Back in October, TCG published Sex Plays, a single volume of two new plays Eric Bogosian, one of America’s premier performers and most innovative and provocative artists. Skunkweed details the culture clash between a L.A. screenwriter and a working-class girl and her rural Florida clan in a hotel room. 1 + 1, which premiered at the New York Stage & Film in 2008, explores desire, greed and responsibility to others through the lives of an aspiring actress, assistant restaurant manager and a photographer.
The playwright was kind enough to share a few thoughts on his new duo of plays.
Julie Haverkate: What was the impetus behind pairing these two plays – Skunkweed and 1 + 1 – and grouping them under the title Sex Plays?
Eric Bogosian: Both plays deal with the ethics of sex. And both feature characters who believe they haven’t done anything wrong. The sexual arena is where our greatest emotions are unleashed. But that’s because “sex” represents so much, particularly one’s own sense of self-worth.
Julie Haverkate: Is your process different when writing a play as opposed to writing a monologue for yourself to perform?
Eric Bogosian: I always begin with a theme, a question. When writing a monologue, I usually improv with a tape recorder and work my way into the writing that way. With plays, I simply try to let the characters of my imagination have conversations with one another and then take note of what they say. I am of the “headlights peering into the dark road” school of writing. I don’t always know where I’m going, but I know I’m on a road.
Eric Bogosian has received three OBIE awards, and has toured throughout the country. His other well-known pieces include the solo performances FunHouse and Wake Up and Smell the Coffee and the full-length plays Griller, Red Angel and Humpty Dumpty. He is the author of two novels, Mall and Wasted Beauty, and a novella, Notes from Underground. 100, a collection of monologues, commemorating thirty years of Bogosian’s solo-performance career, will be published by TCG in 2013. As an actor, he has appeared in numerous films and television programs, starring in Robert Altman’s The Caine Mutiny Court Martial, Atom Egoyan’s Ararat, Woody Allen’s Oscar-nominated Deconstructing Harry (1997) and Law & Order: Criminal Intent (2006-2010). (Photo of Eric Bogosian by Susan Johann).
Julie Haverkate is the marketing associate at Theatre Communications Group. Previously, she has worked at Meadow Brook Theatre (Rochester, MI), as well as in the literary offices of Electric Pear Productions and the Summer Play Festival in NYC. Julie has lectured and presented at conferences internationally, and her book, PARADE Diverges, was published by VDM. In addition to dramaturging every now and again, she also reviews for Show Business and Broadway World and writes the blog Critical Confabulations.

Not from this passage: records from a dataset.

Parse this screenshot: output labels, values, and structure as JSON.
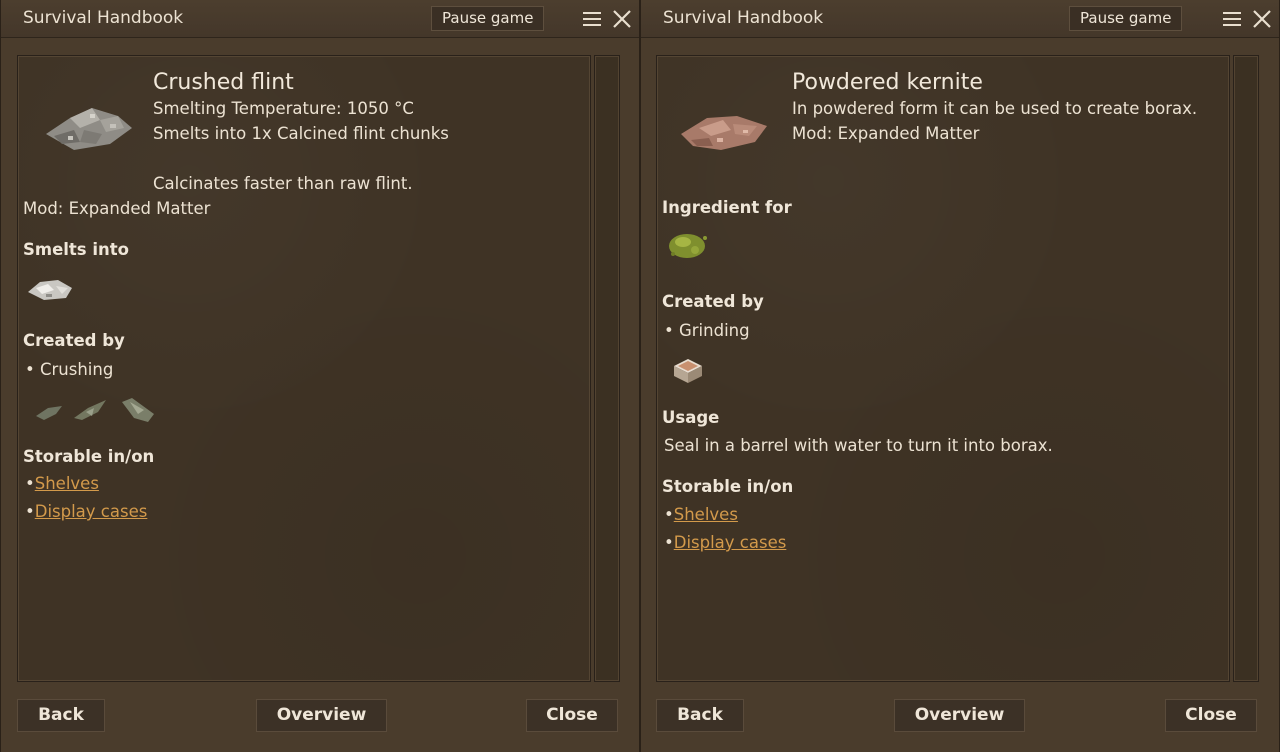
{
  "left": {
    "title": "Survival Handbook",
    "pause_label": "Pause game",
    "item_name": "Crushed flint",
    "info_lines": [
      "Smelting Temperature: 1050 °C",
      "Smelts into 1x Calcined flint chunks"
    ],
    "extra_line": "Calcinates faster than raw flint.",
    "mod_line": "Mod: Expanded Matter",
    "smelts_into_heading": "Smelts into",
    "created_by_heading": "Created by",
    "created_by_item": "Crushing",
    "storable_heading": "Storable in/on",
    "storable_links": [
      "Shelves",
      "Display cases"
    ],
    "footer": {
      "back": "Back",
      "overview": "Overview",
      "close": "Close"
    }
  },
  "right": {
    "title": "Survival Handbook",
    "pause_label": "Pause game",
    "item_name": "Powdered kernite",
    "info_lines": [
      "In powdered form it can be used to create borax.",
      "Mod: Expanded Matter"
    ],
    "ingredient_heading": "Ingredient for",
    "created_by_heading": "Created by",
    "created_by_item": "Grinding",
    "usage_heading": "Usage",
    "usage_text": "Seal in a barrel with water to turn it into borax.",
    "storable_heading": "Storable in/on",
    "storable_links": [
      "Shelves",
      "Display cases"
    ],
    "footer": {
      "back": "Back",
      "overview": "Overview",
      "close": "Close"
    }
  },
  "colors": {
    "link": "#d39a4b",
    "panel": "#3f3325",
    "text": "#ece2d2"
  },
  "icons": [
    "menu-icon",
    "close-icon",
    "crushed-flint-icon",
    "calcined-flint-icon",
    "flint-tool-icon",
    "powdered-kernite-icon",
    "green-powder-icon",
    "quern-icon"
  ]
}
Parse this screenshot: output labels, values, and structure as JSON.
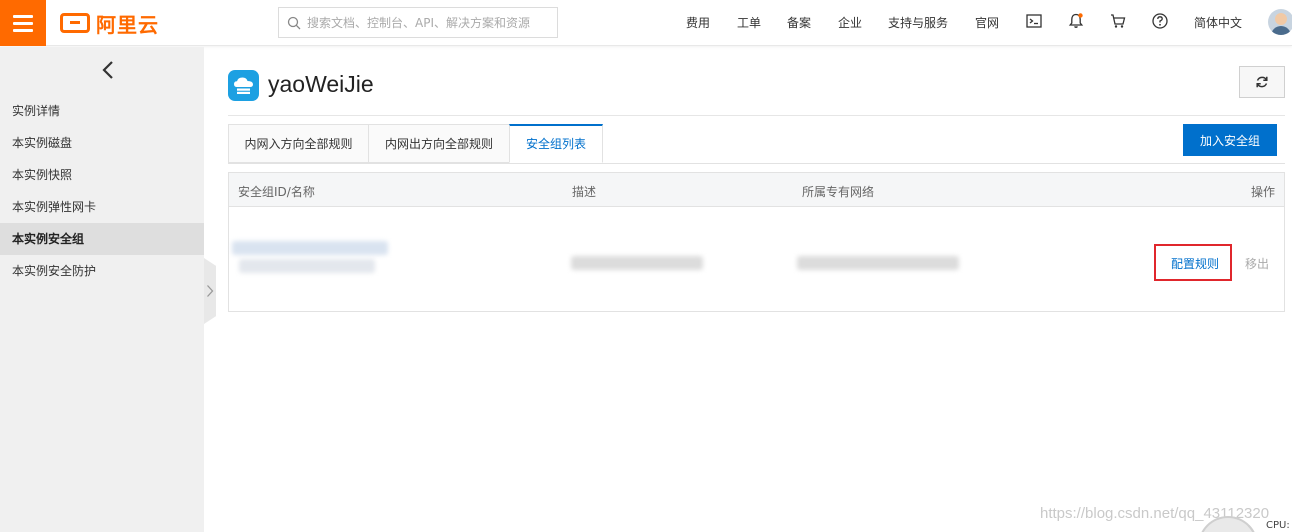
{
  "header": {
    "logo_text": "阿里云",
    "search_placeholder": "搜索文档、控制台、API、解决方案和资源",
    "nav": [
      "费用",
      "工单",
      "备案",
      "企业",
      "支持与服务",
      "官网"
    ],
    "language": "简体中文"
  },
  "sidebar": {
    "items": [
      {
        "label": "实例详情",
        "active": false
      },
      {
        "label": "本实例磁盘",
        "active": false
      },
      {
        "label": "本实例快照",
        "active": false
      },
      {
        "label": "本实例弹性网卡",
        "active": false
      },
      {
        "label": "本实例安全组",
        "active": true
      },
      {
        "label": "本实例安全防护",
        "active": false
      }
    ]
  },
  "main": {
    "title": "yaoWeiJie",
    "tabs": [
      {
        "label": "内网入方向全部规则",
        "active": false
      },
      {
        "label": "内网出方向全部规则",
        "active": false
      },
      {
        "label": "安全组列表",
        "active": true
      }
    ],
    "add_button": "加入安全组",
    "table": {
      "columns": [
        "安全组ID/名称",
        "描述",
        "所属专有网络",
        "操作"
      ],
      "rows": [
        {
          "actions": [
            "配置规则",
            "移出"
          ]
        }
      ]
    }
  },
  "footer": {
    "watermark": "https://blog.csdn.net/qq_43112320",
    "widget_label": "CPU:"
  },
  "colors": {
    "brand": "#ff6a00",
    "primary": "#0070cc",
    "highlight": "#e0262c"
  }
}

She is a proud alumna of Florida State University (M.A. Theatre Studies). Twitter: @Critical Confab.